Bettelheim's views on child development and parenting, like his theories on survivors, are also drawn from personal experience and observation. His brief stay in an Israeli kibbutz in 1964, for example, resulted in a study of communal life entitled The Children of the Dream (1969), and the majority of his writings describe his work at the Orthogenic School. In these works Bettelheim details the attempts of his staff to treat individual patients by creating a nurturing environment and recognizing their basic needs through a process of empathetic identification. Bettelheim's work at the Orthogenic School, however, has proven to be a source of controversy: after his death former patients accused Bettelheim and his staff of brutality and abuse. The Uses of Enchantment (1976) is often regarded as one of Bettelheim's more literary works. In this volume Bettelheim provides Freudian analyses of fairy tales, arguing that these stories act as therapeutic tools that help children—frequently subconsciously—to define and accept their desires and fears.

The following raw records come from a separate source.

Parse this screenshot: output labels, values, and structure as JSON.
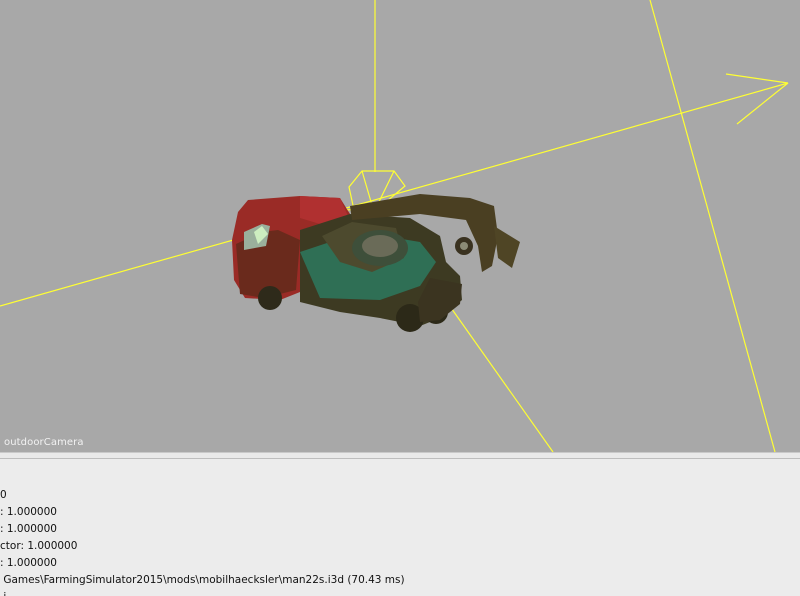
{
  "viewport": {
    "camera_label": "outdoorCamera",
    "gizmo_color": "#ffff33",
    "background_color": "#a8a8a8"
  },
  "log": {
    "lines": [
      "0",
      ": 1.000000",
      ": 1.000000",
      "ctor: 1.000000",
      ": 1.000000",
      " Games\\FarmingSimulator2015\\mods\\mobilhaecksler\\man22s.i3d (70.43 ms)",
      " i                 "
    ]
  }
}
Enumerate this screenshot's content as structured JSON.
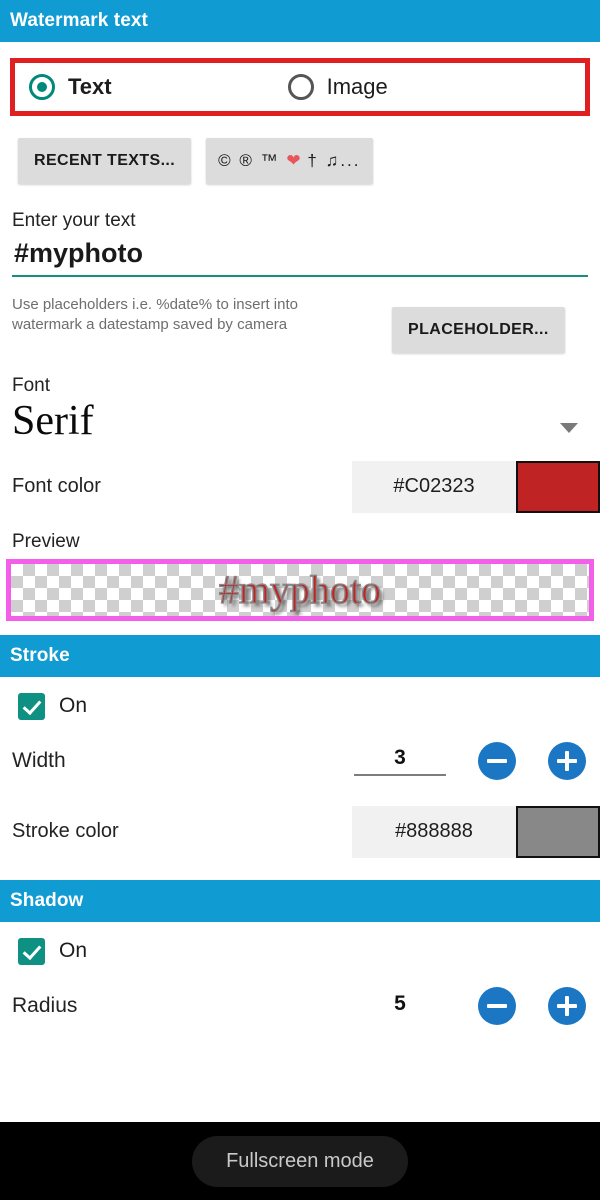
{
  "sections": {
    "watermark_text": "Watermark text",
    "stroke": "Stroke",
    "shadow": "Shadow"
  },
  "type_selector": {
    "text_option": "Text",
    "image_option": "Image",
    "selected": "Text",
    "highlight_color": "#E02020"
  },
  "buttons": {
    "recent_texts": "RECENT TEXTS...",
    "symbols_copyright": "©",
    "symbols_registered": "®",
    "symbols_trademark": "™",
    "symbols_heart": "❤",
    "symbols_cross": "†",
    "symbols_note": "♫",
    "symbols_ellipsis": "...",
    "placeholders": "PLACEHOLDER..."
  },
  "text_field": {
    "label": "Enter your text",
    "value": "#myphoto",
    "placeholder": "Enter your text",
    "underline_color": "#15907F"
  },
  "hint": {
    "line1": "Use placeholders i.e. %date% to insert into",
    "line2": "watermark a datestamp saved by camera"
  },
  "font": {
    "label": "Font",
    "value": "Serif"
  },
  "font_color": {
    "label": "Font color",
    "hex": "#C02323"
  },
  "preview": {
    "label": "Preview",
    "text": "#myphoto",
    "border_color": "#F45FEA"
  },
  "stroke_settings": {
    "toggle_label": "On",
    "toggle_on": true,
    "width_label": "Width",
    "width_value": "3",
    "color_label": "Stroke color",
    "color_hex": "#888888"
  },
  "shadow_settings": {
    "toggle_label": "On",
    "toggle_on": true,
    "radius_label": "Radius",
    "radius_value": "5"
  },
  "bottom_nav": {
    "fullscreen_label": "Fullscreen mode"
  },
  "theme": {
    "section_bar": "#109BD2",
    "accent_teal": "#0E9183",
    "stepper_blue": "#1B77C4"
  }
}
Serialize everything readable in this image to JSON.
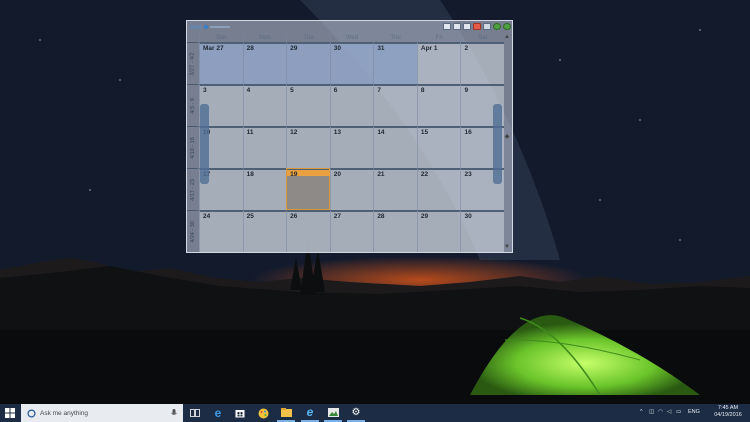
{
  "calendar": {
    "weekdays": [
      "Sun",
      "Mon",
      "Tue",
      "Wed",
      "Thu",
      "Fri",
      "Sat"
    ],
    "weeks": [
      {
        "label": "3/27 - 4/2",
        "days": [
          "Mar 27",
          "28",
          "29",
          "30",
          "31",
          "Apr 1",
          "2"
        ]
      },
      {
        "label": "4/3 - 9",
        "days": [
          "3",
          "4",
          "5",
          "6",
          "7",
          "8",
          "9"
        ]
      },
      {
        "label": "4/10 - 16",
        "days": [
          "10",
          "11",
          "12",
          "13",
          "14",
          "15",
          "16"
        ]
      },
      {
        "label": "4/17 - 23",
        "days": [
          "17",
          "18",
          "19",
          "20",
          "21",
          "22",
          "23"
        ]
      },
      {
        "label": "4/24 - 30",
        "days": [
          "24",
          "25",
          "26",
          "27",
          "28",
          "29",
          "30"
        ]
      }
    ],
    "today_label": "19"
  },
  "taskbar": {
    "search_placeholder": "Ask me anything",
    "icons": [
      "windows-start-icon",
      "cortana-icon",
      "microphone-icon",
      "task-view-icon",
      "edge-icon",
      "store-icon",
      "paint-icon",
      "file-explorer-icon",
      "internet-explorer-icon",
      "photos-icon",
      "settings-icon"
    ],
    "language": "ENG",
    "time": "7:45 AM",
    "date": "04/19/2016"
  },
  "colors": {
    "taskbar": "#1c2c44",
    "today_accent": "#e8a040",
    "prev_month_cell": "#96aacd",
    "tent": "#7fd63a"
  }
}
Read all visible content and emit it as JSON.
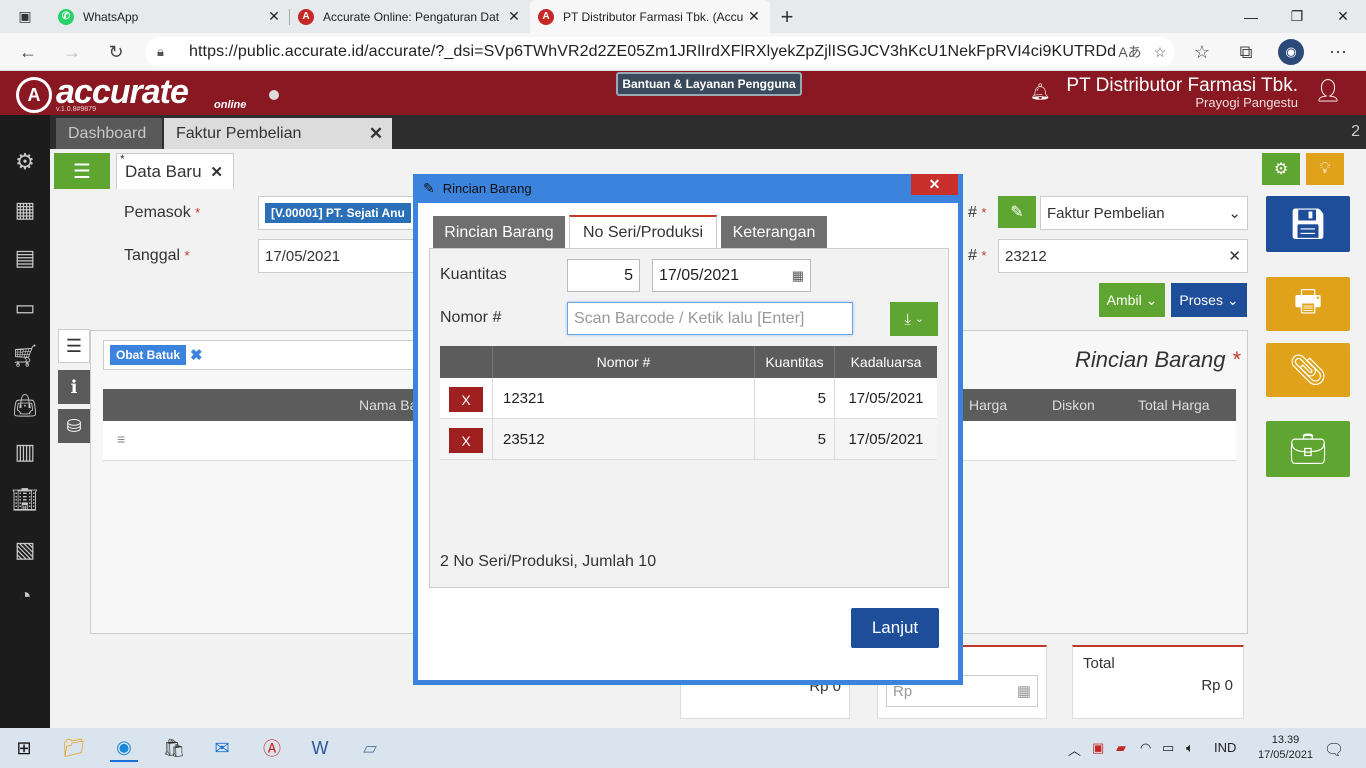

Upon their publication, Bettelheim's works on the Nazi concentration camps and child development were generally well received. Most critics note the autobiographical nature of his writings and speculate on how Bettelheim's experience in the camps impacted his later work with autistic children. Freud's influence on Bettelheim's philosophy and career has been a recurring interest for reviewers. Soon after his suicide, Bettelheim's reputation declined precipitously when allegations were made that he had falsified many of his credentials. Also, some former patients charged that he had physically abused them and other children in his care at the Orthogenic School. After a close examination of his writings, some detractors asserted that his research and anecdotal material was often exaggerated, invented, or plagiarized. Despite his many detractors and the controversy surrounding his life and work, Bettelheim remains an important figure in the field of psychology and child development.